Work item: Using the records below, count the lines containing "Associar" and give only the total.

Input records:

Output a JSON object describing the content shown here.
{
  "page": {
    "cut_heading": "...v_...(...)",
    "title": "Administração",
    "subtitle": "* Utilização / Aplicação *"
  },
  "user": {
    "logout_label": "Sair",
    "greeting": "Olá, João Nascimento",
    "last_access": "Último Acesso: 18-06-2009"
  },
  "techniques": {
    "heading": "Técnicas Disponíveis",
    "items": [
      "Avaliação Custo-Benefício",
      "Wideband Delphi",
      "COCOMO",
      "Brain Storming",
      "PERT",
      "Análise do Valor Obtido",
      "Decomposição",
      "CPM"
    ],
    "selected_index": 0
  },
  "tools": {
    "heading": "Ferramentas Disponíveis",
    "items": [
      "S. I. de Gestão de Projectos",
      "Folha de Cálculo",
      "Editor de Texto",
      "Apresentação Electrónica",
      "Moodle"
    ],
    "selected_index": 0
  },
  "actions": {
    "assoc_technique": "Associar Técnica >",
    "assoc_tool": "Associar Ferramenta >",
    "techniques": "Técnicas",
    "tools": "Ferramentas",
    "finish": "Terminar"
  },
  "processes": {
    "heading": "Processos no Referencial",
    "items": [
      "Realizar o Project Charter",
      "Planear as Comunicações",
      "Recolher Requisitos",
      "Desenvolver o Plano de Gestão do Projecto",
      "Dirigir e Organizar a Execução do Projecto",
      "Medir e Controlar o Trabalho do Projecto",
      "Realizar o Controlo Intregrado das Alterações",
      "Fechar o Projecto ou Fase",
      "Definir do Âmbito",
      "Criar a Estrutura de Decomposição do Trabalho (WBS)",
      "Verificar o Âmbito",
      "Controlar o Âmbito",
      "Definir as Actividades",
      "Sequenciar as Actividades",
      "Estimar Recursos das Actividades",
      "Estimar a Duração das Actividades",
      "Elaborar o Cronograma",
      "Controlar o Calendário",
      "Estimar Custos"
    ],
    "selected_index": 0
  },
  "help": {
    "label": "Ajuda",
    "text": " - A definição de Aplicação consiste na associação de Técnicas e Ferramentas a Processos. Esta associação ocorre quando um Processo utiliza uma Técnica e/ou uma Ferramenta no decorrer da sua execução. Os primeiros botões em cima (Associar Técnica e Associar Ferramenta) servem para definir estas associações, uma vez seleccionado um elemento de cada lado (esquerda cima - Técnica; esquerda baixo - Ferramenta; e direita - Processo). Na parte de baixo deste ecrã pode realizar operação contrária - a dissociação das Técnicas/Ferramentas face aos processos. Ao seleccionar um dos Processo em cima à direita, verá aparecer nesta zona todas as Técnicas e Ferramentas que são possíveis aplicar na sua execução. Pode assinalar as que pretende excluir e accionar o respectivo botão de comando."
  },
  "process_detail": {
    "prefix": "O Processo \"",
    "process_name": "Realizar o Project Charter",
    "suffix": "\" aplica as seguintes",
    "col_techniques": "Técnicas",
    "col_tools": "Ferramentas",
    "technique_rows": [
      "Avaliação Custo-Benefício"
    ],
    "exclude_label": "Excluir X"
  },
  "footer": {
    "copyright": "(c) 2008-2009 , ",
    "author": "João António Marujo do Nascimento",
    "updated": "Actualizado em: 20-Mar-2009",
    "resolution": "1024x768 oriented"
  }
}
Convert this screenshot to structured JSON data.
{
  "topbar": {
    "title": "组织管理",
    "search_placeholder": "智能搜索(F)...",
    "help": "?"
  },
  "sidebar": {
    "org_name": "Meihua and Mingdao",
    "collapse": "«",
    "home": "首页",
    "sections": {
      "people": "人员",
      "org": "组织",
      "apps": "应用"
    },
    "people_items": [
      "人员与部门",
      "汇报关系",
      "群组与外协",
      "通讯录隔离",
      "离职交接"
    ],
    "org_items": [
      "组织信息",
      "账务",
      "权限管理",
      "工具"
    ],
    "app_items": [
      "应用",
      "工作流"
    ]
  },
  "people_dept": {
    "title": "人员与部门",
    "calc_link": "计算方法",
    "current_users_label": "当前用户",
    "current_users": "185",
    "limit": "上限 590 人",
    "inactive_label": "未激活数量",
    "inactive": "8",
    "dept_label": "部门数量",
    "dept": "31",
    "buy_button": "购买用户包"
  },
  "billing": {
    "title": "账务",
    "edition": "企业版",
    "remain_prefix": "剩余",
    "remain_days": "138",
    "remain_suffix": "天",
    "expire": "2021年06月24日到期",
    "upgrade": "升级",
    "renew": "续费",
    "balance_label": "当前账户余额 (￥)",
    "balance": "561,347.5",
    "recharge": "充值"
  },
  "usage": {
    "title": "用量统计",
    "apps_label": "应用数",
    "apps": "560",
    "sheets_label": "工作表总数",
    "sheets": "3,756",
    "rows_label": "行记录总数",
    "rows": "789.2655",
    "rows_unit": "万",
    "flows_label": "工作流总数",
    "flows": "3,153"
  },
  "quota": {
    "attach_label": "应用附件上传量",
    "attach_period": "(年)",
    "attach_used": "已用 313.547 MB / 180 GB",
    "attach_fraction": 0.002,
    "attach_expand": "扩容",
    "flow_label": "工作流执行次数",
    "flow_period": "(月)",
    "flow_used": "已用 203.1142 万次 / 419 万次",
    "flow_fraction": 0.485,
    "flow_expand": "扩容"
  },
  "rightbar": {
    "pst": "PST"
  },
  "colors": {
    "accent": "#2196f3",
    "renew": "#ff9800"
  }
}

Written answer: 3